28 April 2014: Former labour Strategy Director Alastair Campbell’s interview of Alex Salmond (14 March 2014) BEFORE the annexation of the Crimea
Mr Salmond expressed a view that it was a “good thing” confidence had returned to Russia and said that Mr Putin was “more effective” than his portrayal by the press suggested. Pressed further he went on to say “Well, obviously, I don’t approve of a range of Russian actions, but I think Putin’s more effective than the press he gets I would have thought, and you can see why he carries support in Russia”.
Asked if he admired the Russian leader, he said: “Certain aspects. He’s restored a substantial part of Russian pride and that must be a good thing. There are aspects of Russian constitutionality and the inter-mesh with business and politics that are obviously difficult to admire. Russians are fantastic people, incidentally, they are lovely people.” The remarks were made on MARCH 14 (as Mr Putin faced widespread condemnation from the international community with Russian and Ukrainian troops squaring off in Crimea).
The usual suspects labelled the remarks “insensitive and ill-judged” and said the First Minister’s admiration for a man with such a “controversial” record on human rights did not reflect well on Scotland. Carlaw, Scottish Conservative deputy leader, said: “his views make a mockery of the Scottish Government’s faux outrage over the Crimea situation”. (The Telegraph)
But on the same day this surfaced
28 April 2014: Official Russian news agency Itar-Tass reported that David Cameron’s office wants support on the Scottish independence referendum from Putin’s government
Itar-Tass, citing a source in the Conservative Prime Minister’s office, said Britain was “extremely interested” in referendum support from Russia, which this year holds the presidency of the influential G8 group of rich industrial nations. The state-owned agency (acknowledged as the Kremlin’s official mouthpiece before and after the end of Communism) said the Cameron aide had warned Scottish independence could “send shock waves across the whole of Europe”. The report sparked criticism last night from Alex Salmond. He said: “This report from Russia raises serious questions about the UK Government’s underhand tactics. If this is accurate, then Westminster has been caught red-handed trying to stir up hostility to Scotland instead of representing Scotland’s interests – it seems the No Campaign’s self-named ‘Project Fear’ has now gone global.” Jackson Carlaw (evidently ashamed of his government’s dialogue with Mr Putin, said nothing) (http://archive.is/1vRJJ)

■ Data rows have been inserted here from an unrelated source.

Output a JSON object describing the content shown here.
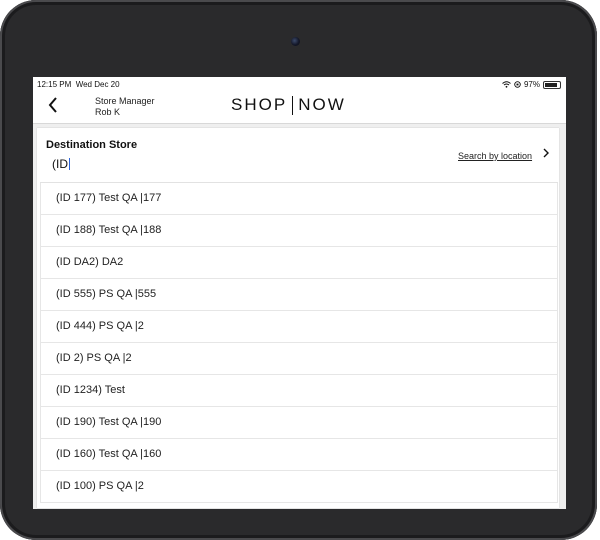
{
  "status": {
    "time": "12:15 PM",
    "date": "Wed Dec 20",
    "battery": "97%"
  },
  "header": {
    "back_icon": "chevron-left-icon",
    "role": "Store Manager",
    "user": "Rob K",
    "brand_left": "SHOP",
    "brand_right": "NOW"
  },
  "destination": {
    "title": "Destination Store",
    "input_value": "(ID",
    "search_link": "Search by location"
  },
  "results": [
    "(ID 177) Test QA |177",
    "(ID 188) Test QA |188",
    "(ID DA2) DA2",
    "(ID 555) PS QA |555",
    "(ID 444) PS QA |2",
    "(ID 2) PS QA |2",
    "(ID 1234) Test",
    "(ID 190) Test QA |190",
    "(ID 160) Test QA |160",
    "(ID 100) PS QA |2"
  ]
}
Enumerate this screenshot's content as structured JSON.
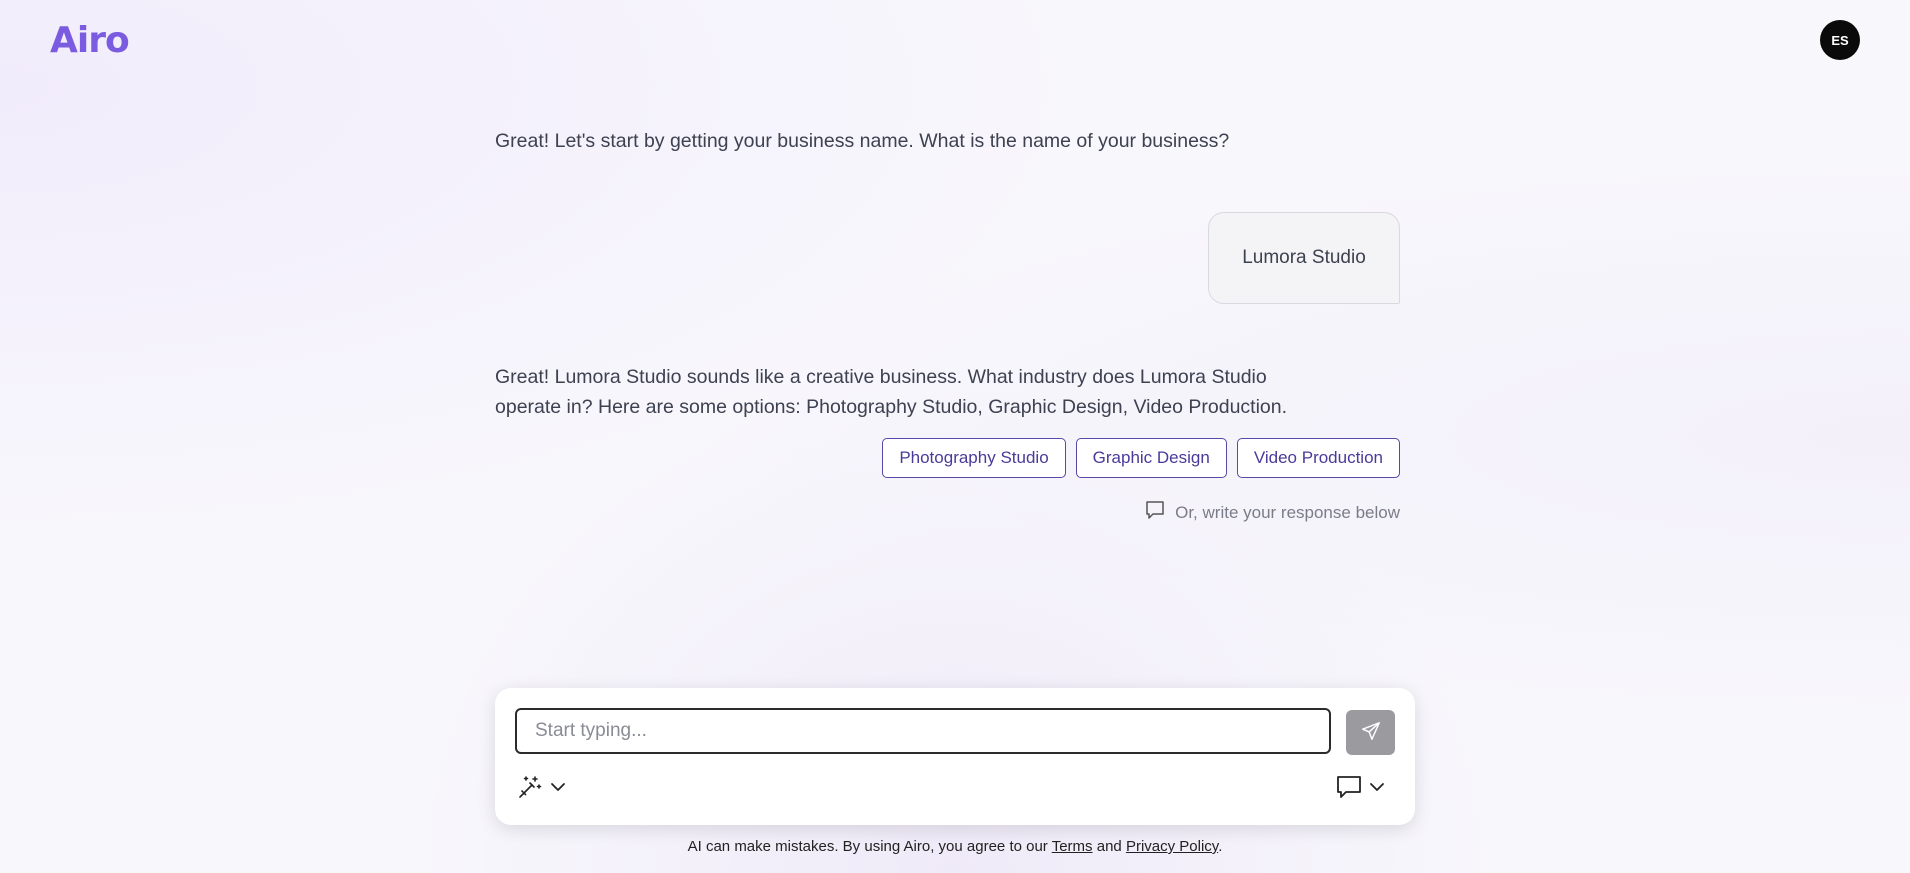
{
  "header": {
    "logo_text": "Airo",
    "avatar_initials": "ES"
  },
  "conversation": {
    "assistant_message_1": "Great! Let's start by getting your business name. What is the name of your business?",
    "user_message_1": "Lumora Studio",
    "assistant_message_2": "Great! Lumora Studio sounds like a creative business. What industry does Lumora Studio operate in? Here are some options: Photography Studio, Graphic Design, Video Production.",
    "options": [
      {
        "label": "Photography Studio"
      },
      {
        "label": "Graphic Design"
      },
      {
        "label": "Video Production"
      }
    ],
    "write_hint": "Or, write your response below"
  },
  "composer": {
    "placeholder": "Start typing...",
    "value": ""
  },
  "footer": {
    "text_before": "AI can make mistakes. By using Airo, you agree to our",
    "terms_label": "Terms",
    "and_text": "and",
    "privacy_label": "Privacy Policy",
    "period": "."
  },
  "colors": {
    "brand": "#7b5ce0",
    "option_border": "#5b47a8",
    "send_button": "#9b9b9f"
  },
  "icons": {
    "send": "send-icon",
    "magic": "magic-wand-icon",
    "chat": "chat-bubble-icon",
    "chevron": "chevron-down-icon"
  }
}
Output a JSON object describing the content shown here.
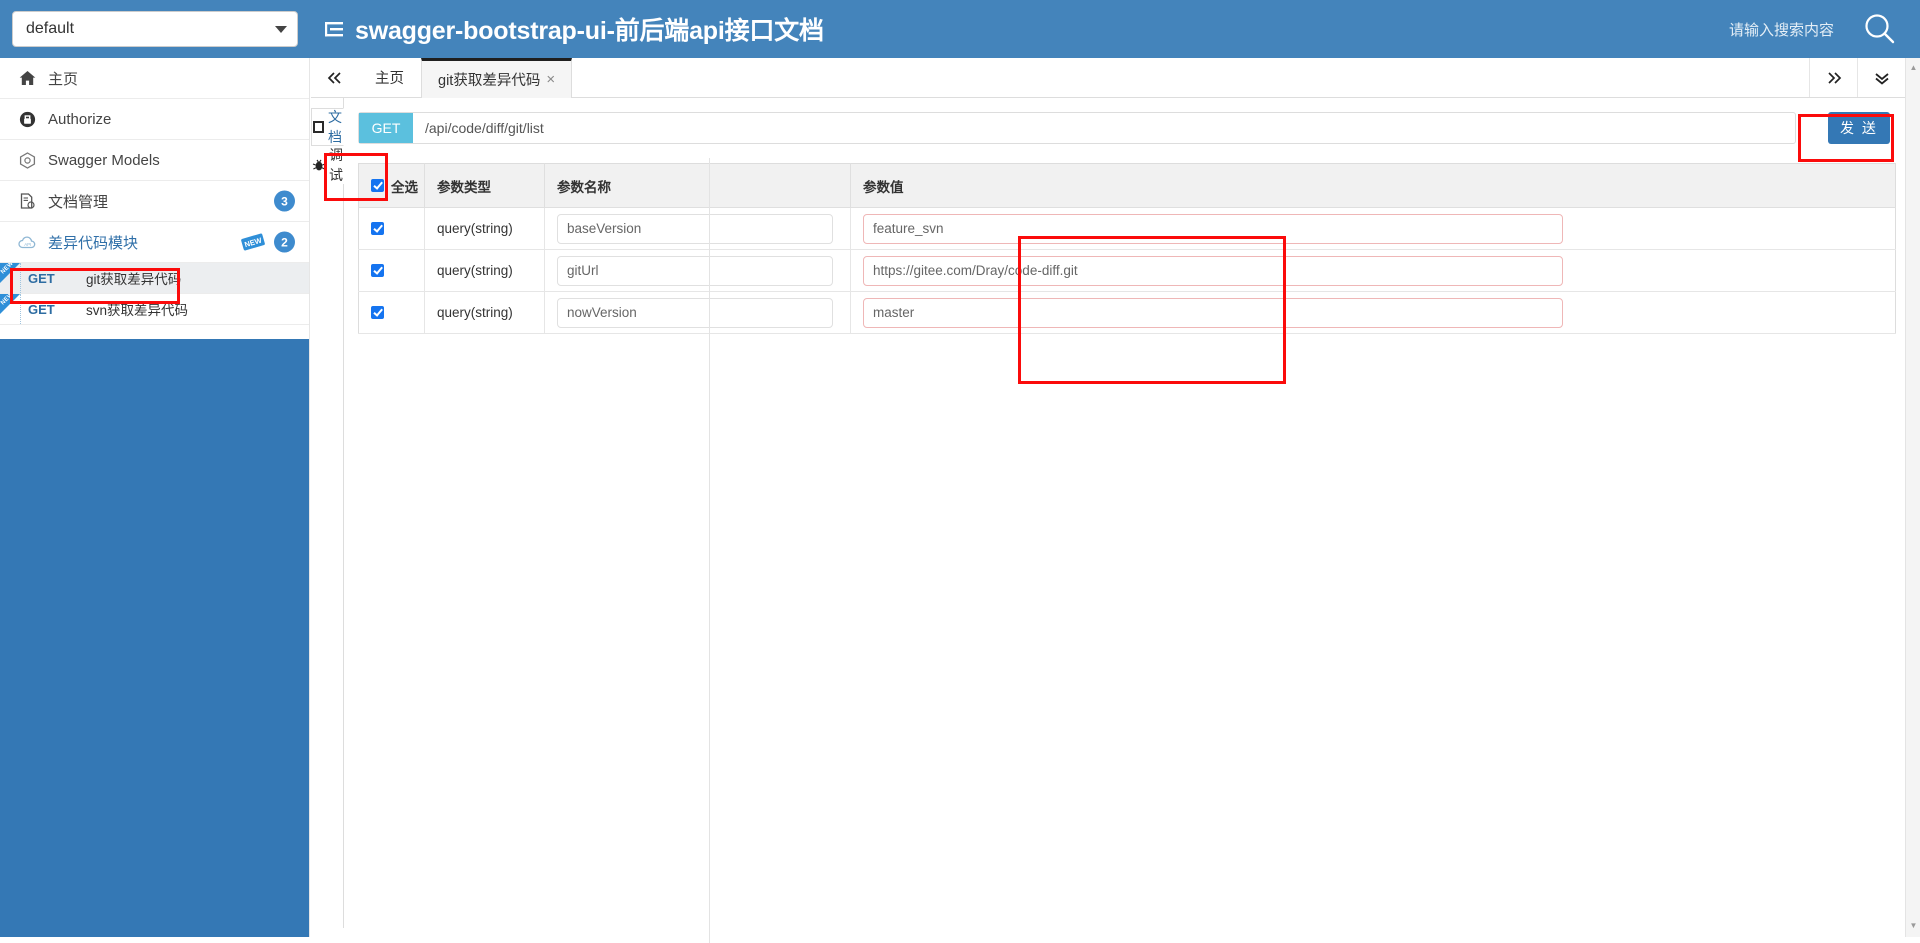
{
  "header": {
    "select_value": "default",
    "select_options": [
      "default"
    ],
    "title": "swagger-bootstrap-ui-前后端api接口文档",
    "menu_icon": "hamburger-icon",
    "search_placeholder": "请输入搜索内容",
    "search_icon": "search-icon",
    "brand_color": "#4484bb"
  },
  "sidebar": {
    "items": [
      {
        "label": "主页",
        "icon": "home-icon",
        "badge": ""
      },
      {
        "label": "Authorize",
        "icon": "lock-icon",
        "badge": ""
      },
      {
        "label": "Swagger Models",
        "icon": "models-icon",
        "badge": ""
      },
      {
        "label": "文档管理",
        "icon": "document-settings-icon",
        "badge": "3"
      },
      {
        "label": "差异代码模块",
        "icon": "cloud-api-icon",
        "badge": "2",
        "new_tag": "NEW"
      }
    ],
    "endpoints": [
      {
        "method": "GET",
        "name": "git获取差异代码",
        "new_tag": "NEW",
        "active": true
      },
      {
        "method": "GET",
        "name": "svn获取差异代码",
        "new_tag": "NEW",
        "active": false
      }
    ],
    "fill_color": "#3478b5"
  },
  "tabbar": {
    "collapse_icon": "chevron-double-left-icon",
    "tabs": [
      {
        "label": "主页",
        "closable": false,
        "active": false
      },
      {
        "label": "git获取差异代码",
        "closable": true,
        "close_glyph": "×",
        "active": true
      }
    ],
    "right_buttons": [
      {
        "icon": "chevron-double-right-icon"
      },
      {
        "icon": "chevron-double-down-icon"
      }
    ]
  },
  "vtabs": [
    {
      "label": "文档",
      "icon": "document-icon",
      "active": false
    },
    {
      "label": "调试",
      "icon": "bug-icon",
      "active": true
    }
  ],
  "request": {
    "method": "GET",
    "method_color": "#5bc0de",
    "path": "/api/code/diff/git/list",
    "send_label": "发 送",
    "send_color": "#3478b5"
  },
  "params_table": {
    "columns": [
      "全选",
      "参数类型",
      "参数名称",
      "参数值"
    ],
    "select_all_checked": true,
    "rows": [
      {
        "checked": true,
        "type": "query(string)",
        "name": "baseVersion",
        "value": "feature_svn"
      },
      {
        "checked": true,
        "type": "query(string)",
        "name": "gitUrl",
        "value": "https://gitee.com/Dray/code-diff.git"
      },
      {
        "checked": true,
        "type": "query(string)",
        "name": "nowVersion",
        "value": "master"
      }
    ]
  },
  "annotations": {
    "highlight_color": "#fb0b0b",
    "boxes": [
      "sidebar-active-endpoint",
      "debug-vtab",
      "send-button",
      "param-value-column"
    ]
  }
}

2 December 2016: Tory MP Jackson Carlaw on the wrong track with attack on Yousaf’s train use
Scottish Tory deputy leader & Eastwood MSP Carlaw’s attack on Humza Yousaf hit the buffers yesterday after he wrongly said the Transport Minister hadn’t boarded a Scot Rail carriage since MSPs returned after the Holyrood election. caught the train since May 2016. Carlaw said: “Commuters will be furious that the train network is deemed good enough for them, but not seemingly good enough for the man in charge.”
However, the Tories were looking at the wrong expenses.
The SNP said the Transport Minister’s commute was covered by the Scottish Government rather than the Parliament, and that he had taken the train just about every week. Carlaw had accused Yousaf of having “never set foot on a train” apart from for publicity pictures.
SNP MSP James Dornan pointed out that the latest expenses release showed that Carlaw himself had only made five train journeys and mostly used his car. He said: “The Tories are on the wrong track with this ridiculous claim. Humza takes the train most weeks to commute between Glasgow and Edinburgh in his ministerial role and it would be wrong for him to bill his parliamentary expenses for ministerial travel.
In contrast Carlaw has made only five train journeys since May, far fewer than Mr Yousaf took in his first two months as Transport Minister. The Tories’ efforts to personally attack the Transport Minister instead of contributing to improving our train service have well and truly hit the buffers.” (The National)